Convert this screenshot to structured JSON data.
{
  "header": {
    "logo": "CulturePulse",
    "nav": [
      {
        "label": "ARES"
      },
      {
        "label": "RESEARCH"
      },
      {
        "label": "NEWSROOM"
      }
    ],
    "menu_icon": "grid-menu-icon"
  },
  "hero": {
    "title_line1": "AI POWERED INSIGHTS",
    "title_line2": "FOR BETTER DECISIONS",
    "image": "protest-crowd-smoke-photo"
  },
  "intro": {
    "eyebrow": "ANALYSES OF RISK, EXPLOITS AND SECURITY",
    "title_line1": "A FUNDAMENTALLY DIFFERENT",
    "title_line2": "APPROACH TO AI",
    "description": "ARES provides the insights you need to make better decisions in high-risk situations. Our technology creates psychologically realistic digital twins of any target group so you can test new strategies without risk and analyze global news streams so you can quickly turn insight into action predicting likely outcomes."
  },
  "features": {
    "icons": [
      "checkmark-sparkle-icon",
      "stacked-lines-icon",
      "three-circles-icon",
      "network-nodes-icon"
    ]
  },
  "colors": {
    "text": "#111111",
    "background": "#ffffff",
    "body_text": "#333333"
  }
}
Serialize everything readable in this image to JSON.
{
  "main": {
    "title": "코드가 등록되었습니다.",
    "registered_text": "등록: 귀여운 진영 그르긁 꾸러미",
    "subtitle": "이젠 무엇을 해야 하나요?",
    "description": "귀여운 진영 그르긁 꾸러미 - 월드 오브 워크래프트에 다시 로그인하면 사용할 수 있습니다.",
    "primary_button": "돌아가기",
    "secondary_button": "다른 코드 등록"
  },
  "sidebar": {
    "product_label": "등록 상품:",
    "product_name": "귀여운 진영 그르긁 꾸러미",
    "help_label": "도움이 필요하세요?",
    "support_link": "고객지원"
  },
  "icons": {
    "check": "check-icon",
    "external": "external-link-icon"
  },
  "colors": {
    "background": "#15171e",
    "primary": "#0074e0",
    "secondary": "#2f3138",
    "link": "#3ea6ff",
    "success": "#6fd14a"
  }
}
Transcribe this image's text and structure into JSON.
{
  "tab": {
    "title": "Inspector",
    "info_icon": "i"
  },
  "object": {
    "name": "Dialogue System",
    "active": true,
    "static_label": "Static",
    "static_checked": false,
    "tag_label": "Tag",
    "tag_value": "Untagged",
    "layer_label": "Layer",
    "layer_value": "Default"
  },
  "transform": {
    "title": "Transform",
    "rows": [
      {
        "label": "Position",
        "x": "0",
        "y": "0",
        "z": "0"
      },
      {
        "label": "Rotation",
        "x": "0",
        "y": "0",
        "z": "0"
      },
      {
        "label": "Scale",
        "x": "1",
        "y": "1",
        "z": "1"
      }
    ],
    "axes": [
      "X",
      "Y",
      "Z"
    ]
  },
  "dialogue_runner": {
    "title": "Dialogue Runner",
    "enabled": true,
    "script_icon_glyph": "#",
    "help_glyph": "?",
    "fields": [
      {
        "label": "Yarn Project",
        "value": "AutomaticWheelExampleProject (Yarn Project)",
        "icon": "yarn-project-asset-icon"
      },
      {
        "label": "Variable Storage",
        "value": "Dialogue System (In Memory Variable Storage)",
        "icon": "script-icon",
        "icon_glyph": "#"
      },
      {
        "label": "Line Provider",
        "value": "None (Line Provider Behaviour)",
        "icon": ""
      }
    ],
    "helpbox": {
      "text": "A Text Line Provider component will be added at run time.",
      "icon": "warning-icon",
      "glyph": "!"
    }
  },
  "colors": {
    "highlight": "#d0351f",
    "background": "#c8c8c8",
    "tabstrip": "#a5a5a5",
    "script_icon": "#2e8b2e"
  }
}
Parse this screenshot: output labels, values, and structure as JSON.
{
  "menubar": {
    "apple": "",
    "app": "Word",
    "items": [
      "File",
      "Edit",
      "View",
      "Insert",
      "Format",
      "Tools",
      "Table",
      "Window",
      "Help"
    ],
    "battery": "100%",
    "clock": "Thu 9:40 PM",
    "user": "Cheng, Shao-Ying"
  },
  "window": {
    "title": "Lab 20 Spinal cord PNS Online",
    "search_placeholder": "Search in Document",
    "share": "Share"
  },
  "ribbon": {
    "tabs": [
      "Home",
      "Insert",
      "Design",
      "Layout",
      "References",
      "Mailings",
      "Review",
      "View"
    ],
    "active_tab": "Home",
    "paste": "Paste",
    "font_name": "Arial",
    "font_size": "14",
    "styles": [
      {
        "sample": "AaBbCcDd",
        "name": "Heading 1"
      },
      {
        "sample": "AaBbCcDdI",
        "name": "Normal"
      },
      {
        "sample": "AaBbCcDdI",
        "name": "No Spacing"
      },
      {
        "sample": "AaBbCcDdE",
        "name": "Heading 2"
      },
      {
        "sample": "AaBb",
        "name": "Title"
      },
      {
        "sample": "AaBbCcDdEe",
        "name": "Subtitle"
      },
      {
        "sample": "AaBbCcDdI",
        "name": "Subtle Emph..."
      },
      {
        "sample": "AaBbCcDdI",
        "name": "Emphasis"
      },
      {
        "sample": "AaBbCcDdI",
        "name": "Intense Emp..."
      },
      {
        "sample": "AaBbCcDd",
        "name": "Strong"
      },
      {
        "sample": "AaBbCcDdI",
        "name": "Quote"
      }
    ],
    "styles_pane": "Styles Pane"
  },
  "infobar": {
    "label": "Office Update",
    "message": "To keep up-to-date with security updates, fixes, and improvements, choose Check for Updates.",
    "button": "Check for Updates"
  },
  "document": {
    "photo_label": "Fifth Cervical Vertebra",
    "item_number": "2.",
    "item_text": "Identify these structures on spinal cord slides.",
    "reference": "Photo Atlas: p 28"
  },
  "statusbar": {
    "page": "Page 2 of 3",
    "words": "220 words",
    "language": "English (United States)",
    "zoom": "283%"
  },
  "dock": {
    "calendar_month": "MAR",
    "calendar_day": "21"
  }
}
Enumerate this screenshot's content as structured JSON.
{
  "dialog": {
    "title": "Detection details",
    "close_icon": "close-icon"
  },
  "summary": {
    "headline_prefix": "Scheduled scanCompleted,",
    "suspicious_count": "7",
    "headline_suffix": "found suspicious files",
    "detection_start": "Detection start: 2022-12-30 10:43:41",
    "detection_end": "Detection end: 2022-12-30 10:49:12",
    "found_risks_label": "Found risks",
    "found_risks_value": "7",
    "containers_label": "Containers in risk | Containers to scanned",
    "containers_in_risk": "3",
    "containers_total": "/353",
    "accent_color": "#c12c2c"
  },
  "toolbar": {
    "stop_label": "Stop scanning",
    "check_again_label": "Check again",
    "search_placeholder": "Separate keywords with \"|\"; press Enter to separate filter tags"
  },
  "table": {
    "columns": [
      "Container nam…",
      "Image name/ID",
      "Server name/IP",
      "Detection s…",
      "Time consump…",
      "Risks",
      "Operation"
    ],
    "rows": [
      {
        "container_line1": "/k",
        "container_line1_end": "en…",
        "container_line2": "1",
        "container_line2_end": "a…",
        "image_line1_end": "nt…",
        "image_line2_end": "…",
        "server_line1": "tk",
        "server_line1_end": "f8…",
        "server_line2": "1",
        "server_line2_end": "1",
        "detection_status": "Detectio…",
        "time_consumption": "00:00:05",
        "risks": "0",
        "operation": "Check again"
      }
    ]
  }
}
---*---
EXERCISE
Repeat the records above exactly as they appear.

SOLUTION TO THIS EXERCISE
Convert this screenshot to structured JSON data.
{
  "header": {
    "logo": "CulturePulse",
    "nav": [
      {
        "label": "ARES"
      },
      {
        "label": "RESEARCH"
      },
      {
        "label": "NEWSROOM"
      }
    ],
    "menu_icon": "grid-menu-icon"
  },
  "hero": {
    "title_line1": "AI POWERED INSIGHTS",
    "title_line2": "FOR BETTER DECISIONS",
    "image": "protest-crowd-smoke-photo"
  },
  "intro": {
    "eyebrow": "ANALYSES OF RISK, EXPLOITS AND SECURITY",
    "title_line1": "A FUNDAMENTALLY DIFFERENT",
    "title_line2": "APPROACH TO AI",
    "description": "ARES provides the insights you need to make better decisions in high-risk situations. Our technology creates psychologically realistic digital twins of any target group so you can test new strategies without risk and analyze global news streams so you can quickly turn insight into action predicting likely outcomes."
  },
  "features": {
    "icons": [
      "checkmark-sparkle-icon",
      "stacked-lines-icon",
      "three-circles-icon",
      "network-nodes-icon"
    ]
  },
  "colors": {
    "text": "#111111",
    "background": "#ffffff",
    "body_text": "#333333"
  }
}
Serialize everything readable in this image to JSON.
{
  "main": {
    "title": "코드가 등록되었습니다.",
    "registered_text": "등록: 귀여운 진영 그르긁 꾸러미",
    "subtitle": "이젠 무엇을 해야 하나요?",
    "description": "귀여운 진영 그르긁 꾸러미 - 월드 오브 워크래프트에 다시 로그인하면 사용할 수 있습니다.",
    "primary_button": "돌아가기",
    "secondary_button": "다른 코드 등록"
  },
  "sidebar": {
    "product_label": "등록 상품:",
    "product_name": "귀여운 진영 그르긁 꾸러미",
    "help_label": "도움이 필요하세요?",
    "support_link": "고객지원"
  },
  "icons": {
    "check": "check-icon",
    "external": "external-link-icon"
  },
  "colors": {
    "background": "#15171e",
    "primary": "#0074e0",
    "secondary": "#2f3138",
    "link": "#3ea6ff",
    "success": "#6fd14a"
  }
}
Transcribe this image's text and structure into JSON.
{
  "tab": {
    "title": "Inspector",
    "info_icon": "i"
  },
  "object": {
    "name": "Dialogue System",
    "active": true,
    "static_label": "Static",
    "static_checked": false,
    "tag_label": "Tag",
    "tag_value": "Untagged",
    "layer_label": "Layer",
    "layer_value": "Default"
  },
  "transform": {
    "title": "Transform",
    "rows": [
      {
        "label": "Position",
        "x": "0",
        "y": "0",
        "z": "0"
      },
      {
        "label": "Rotation",
        "x": "0",
        "y": "0",
        "z": "0"
      },
      {
        "label": "Scale",
        "x": "1",
        "y": "1",
        "z": "1"
      }
    ],
    "axes": [
      "X",
      "Y",
      "Z"
    ]
  },
  "dialogue_runner": {
    "title": "Dialogue Runner",
    "enabled": true,
    "script_icon_glyph": "#",
    "help_glyph": "?",
    "fields": [
      {
        "label": "Yarn Project",
        "value": "AutomaticWheelExampleProject (Yarn Project)",
        "icon": "yarn-project-asset-icon"
      },
      {
        "label": "Variable Storage",
        "value": "Dialogue System (In Memory Variable Storage)",
        "icon": "script-icon",
        "icon_glyph": "#"
      },
      {
        "label": "Line Provider",
        "value": "None (Line Provider Behaviour)",
        "icon": ""
      }
    ],
    "helpbox": {
      "text": "A Text Line Provider component will be added at run time.",
      "icon": "warning-icon",
      "glyph": "!"
    }
  },
  "colors": {
    "highlight": "#d0351f",
    "background": "#c8c8c8",
    "tabstrip": "#a5a5a5",
    "script_icon": "#2e8b2e"
  }
}
Parse this screenshot: output labels, values, and structure as JSON.
{
  "menubar": {
    "apple": "",
    "app": "Word",
    "items": [
      "File",
      "Edit",
      "View",
      "Insert",
      "Format",
      "Tools",
      "Table",
      "Window",
      "Help"
    ],
    "battery": "100%",
    "clock": "Thu 9:40 PM",
    "user": "Cheng, Shao-Ying"
  },
  "window": {
    "title": "Lab 20 Spinal cord PNS Online",
    "search_placeholder": "Search in Document",
    "share": "Share"
  },
  "ribbon": {
    "tabs": [
      "Home",
      "Insert",
      "Design",
      "Layout",
      "References",
      "Mailings",
      "Review",
      "View"
    ],
    "active_tab": "Home",
    "paste": "Paste",
    "font_name": "Arial",
    "font_size": "14",
    "styles": [
      {
        "sample": "AaBbCcDd",
        "name": "Heading 1"
      },
      {
        "sample": "AaBbCcDdI",
        "name": "Normal"
      },
      {
        "sample": "AaBbCcDdI",
        "name": "No Spacing"
      },
      {
        "sample": "AaBbCcDdE",
        "name": "Heading 2"
      },
      {
        "sample": "AaBb",
        "name": "Title"
      },
      {
        "sample": "AaBbCcDdEe",
        "name": "Subtitle"
      },
      {
        "sample": "AaBbCcDdI",
        "name": "Subtle Emph..."
      },
      {
        "sample": "AaBbCcDdI",
        "name": "Emphasis"
      },
      {
        "sample": "AaBbCcDdI",
        "name": "Intense Emp..."
      },
      {
        "sample": "AaBbCcDd",
        "name": "Strong"
      },
      {
        "sample": "AaBbCcDdI",
        "name": "Quote"
      }
    ],
    "styles_pane": "Styles Pane"
  },
  "infobar": {
    "label": "Office Update",
    "message": "To keep up-to-date with security updates, fixes, and improvements, choose Check for Updates.",
    "button": "Check for Updates"
  },
  "document": {
    "photo_label": "Fifth Cervical Vertebra",
    "item_number": "2.",
    "item_text": "Identify these structures on spinal cord slides.",
    "reference": "Photo Atlas: p 28"
  },
  "statusbar": {
    "page": "Page 2 of 3",
    "words": "220 words",
    "language": "English (United States)",
    "zoom": "283%"
  },
  "dock": {
    "calendar_month": "MAR",
    "calendar_day": "21"
  }
}
Enumerate this screenshot's content as structured JSON.
{
  "dialog": {
    "title": "Detection details",
    "close_icon": "close-icon"
  },
  "summary": {
    "headline_prefix": "Scheduled scanCompleted,",
    "suspicious_count": "7",
    "headline_suffix": "found suspicious files",
    "detection_start": "Detection start: 2022-12-30 10:43:41",
    "detection_end": "Detection end: 2022-12-30 10:49:12",
    "found_risks_label": "Found risks",
    "found_risks_value": "7",
    "containers_label": "Containers in risk | Containers to scanned",
    "containers_in_risk": "3",
    "containers_total": "/353",
    "accent_color": "#c12c2c"
  },
  "toolbar": {
    "stop_label": "Stop scanning",
    "check_again_label": "Check again",
    "search_placeholder": "Separate keywords with \"|\"; press Enter to separate filter tags"
  },
  "table": {
    "columns": [
      "Container nam…",
      "Image name/ID",
      "Server name/IP",
      "Detection s…",
      "Time consump…",
      "Risks",
      "Operation"
    ],
    "rows": [
      {
        "container_line1": "/k",
        "container_line1_end": "en…",
        "container_line2": "1",
        "container_line2_end": "a…",
        "image_line1_end": "nt…",
        "image_line2_end": "…",
        "server_line1": "tk",
        "server_line1_end": "f8…",
        "server_line2": "1",
        "server_line2_end": "1",
        "detection_status": "Detectio…",
        "time_consumption": "00:00:05",
        "risks": "0",
        "operation": "Check again"
      }
    ]
  }
}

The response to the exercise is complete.